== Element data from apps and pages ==
============
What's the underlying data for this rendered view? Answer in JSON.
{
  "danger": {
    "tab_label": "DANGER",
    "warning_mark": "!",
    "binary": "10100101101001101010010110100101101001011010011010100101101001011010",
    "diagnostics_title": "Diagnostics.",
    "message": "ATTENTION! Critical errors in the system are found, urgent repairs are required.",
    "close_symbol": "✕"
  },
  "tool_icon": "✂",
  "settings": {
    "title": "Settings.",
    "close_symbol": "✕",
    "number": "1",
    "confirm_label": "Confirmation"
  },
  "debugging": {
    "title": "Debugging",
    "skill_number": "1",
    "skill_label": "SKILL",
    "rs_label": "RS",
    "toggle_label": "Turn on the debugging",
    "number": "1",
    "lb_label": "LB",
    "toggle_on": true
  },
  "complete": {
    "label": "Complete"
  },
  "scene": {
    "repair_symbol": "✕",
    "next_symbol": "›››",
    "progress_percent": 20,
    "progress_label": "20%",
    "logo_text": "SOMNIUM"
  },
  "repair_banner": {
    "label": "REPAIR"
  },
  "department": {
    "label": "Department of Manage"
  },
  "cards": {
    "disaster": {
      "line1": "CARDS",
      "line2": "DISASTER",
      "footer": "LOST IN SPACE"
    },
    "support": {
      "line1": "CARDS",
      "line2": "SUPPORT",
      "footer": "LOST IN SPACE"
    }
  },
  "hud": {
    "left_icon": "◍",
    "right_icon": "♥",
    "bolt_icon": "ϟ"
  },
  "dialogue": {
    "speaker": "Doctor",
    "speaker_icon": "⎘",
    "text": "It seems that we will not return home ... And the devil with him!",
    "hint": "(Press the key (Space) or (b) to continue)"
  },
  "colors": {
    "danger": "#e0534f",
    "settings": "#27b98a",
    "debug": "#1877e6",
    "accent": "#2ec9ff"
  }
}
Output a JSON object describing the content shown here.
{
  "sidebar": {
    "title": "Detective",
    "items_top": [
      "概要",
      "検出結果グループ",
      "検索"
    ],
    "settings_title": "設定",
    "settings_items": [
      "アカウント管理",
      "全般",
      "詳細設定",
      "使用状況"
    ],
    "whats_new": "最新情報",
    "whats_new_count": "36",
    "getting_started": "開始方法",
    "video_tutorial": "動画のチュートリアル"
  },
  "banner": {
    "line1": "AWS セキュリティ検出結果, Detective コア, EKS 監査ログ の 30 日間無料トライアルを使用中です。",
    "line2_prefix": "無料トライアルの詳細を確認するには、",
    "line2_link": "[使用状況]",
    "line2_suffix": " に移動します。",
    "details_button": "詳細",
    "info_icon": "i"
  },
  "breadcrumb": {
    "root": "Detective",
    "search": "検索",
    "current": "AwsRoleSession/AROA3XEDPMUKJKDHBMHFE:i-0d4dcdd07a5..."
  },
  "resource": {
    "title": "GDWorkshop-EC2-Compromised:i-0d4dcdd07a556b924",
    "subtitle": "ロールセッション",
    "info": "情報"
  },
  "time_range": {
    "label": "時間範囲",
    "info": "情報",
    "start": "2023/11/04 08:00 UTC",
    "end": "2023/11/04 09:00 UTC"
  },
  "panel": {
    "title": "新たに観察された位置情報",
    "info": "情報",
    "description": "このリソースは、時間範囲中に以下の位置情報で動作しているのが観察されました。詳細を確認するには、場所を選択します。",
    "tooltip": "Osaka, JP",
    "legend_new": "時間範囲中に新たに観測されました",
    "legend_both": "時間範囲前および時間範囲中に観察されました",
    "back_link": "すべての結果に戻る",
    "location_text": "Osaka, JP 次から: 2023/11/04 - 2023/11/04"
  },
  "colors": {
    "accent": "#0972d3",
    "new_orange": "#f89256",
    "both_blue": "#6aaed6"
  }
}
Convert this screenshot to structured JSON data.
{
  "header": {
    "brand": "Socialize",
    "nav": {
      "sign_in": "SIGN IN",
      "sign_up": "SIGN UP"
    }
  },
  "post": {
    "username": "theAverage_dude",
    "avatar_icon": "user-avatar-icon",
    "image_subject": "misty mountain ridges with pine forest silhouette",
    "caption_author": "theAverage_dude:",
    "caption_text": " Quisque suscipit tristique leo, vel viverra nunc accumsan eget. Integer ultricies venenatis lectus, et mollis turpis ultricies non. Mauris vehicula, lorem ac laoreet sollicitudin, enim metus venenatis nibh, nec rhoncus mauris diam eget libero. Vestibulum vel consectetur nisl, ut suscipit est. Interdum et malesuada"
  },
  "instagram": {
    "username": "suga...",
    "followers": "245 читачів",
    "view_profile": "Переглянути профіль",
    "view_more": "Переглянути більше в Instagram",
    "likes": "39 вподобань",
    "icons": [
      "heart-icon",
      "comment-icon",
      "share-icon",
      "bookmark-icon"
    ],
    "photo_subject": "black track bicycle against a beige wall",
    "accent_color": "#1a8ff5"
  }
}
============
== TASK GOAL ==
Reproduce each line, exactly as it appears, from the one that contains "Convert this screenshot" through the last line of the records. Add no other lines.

== ANSWER SECTION ==
Convert this screenshot to structured JSON data.
{
  "header": {
    "brand": "Socialize",
    "nav": {
      "sign_in": "SIGN IN",
      "sign_up": "SIGN UP"
    }
  },
  "post": {
    "username": "theAverage_dude",
    "avatar_icon": "user-avatar-icon",
    "image_subject": "misty mountain ridges with pine forest silhouette",
    "caption_author": "theAverage_dude:",
    "caption_text": " Quisque suscipit tristique leo, vel viverra nunc accumsan eget. Integer ultricies venenatis lectus, et mollis turpis ultricies non. Mauris vehicula, lorem ac laoreet sollicitudin, enim metus venenatis nibh, nec rhoncus mauris diam eget libero. Vestibulum vel consectetur nisl, ut suscipit est. Interdum et malesuada"
  },
  "instagram": {
    "username": "suga...",
    "followers": "245 читачів",
    "view_profile": "Переглянути профіль",
    "view_more": "Переглянути більше в Instagram",
    "likes": "39 вподобань",
    "icons": [
      "heart-icon",
      "comment-icon",
      "share-icon",
      "bookmark-icon"
    ],
    "photo_subject": "black track bicycle against a beige wall",
    "accent_color": "#1a8ff5"
  }
}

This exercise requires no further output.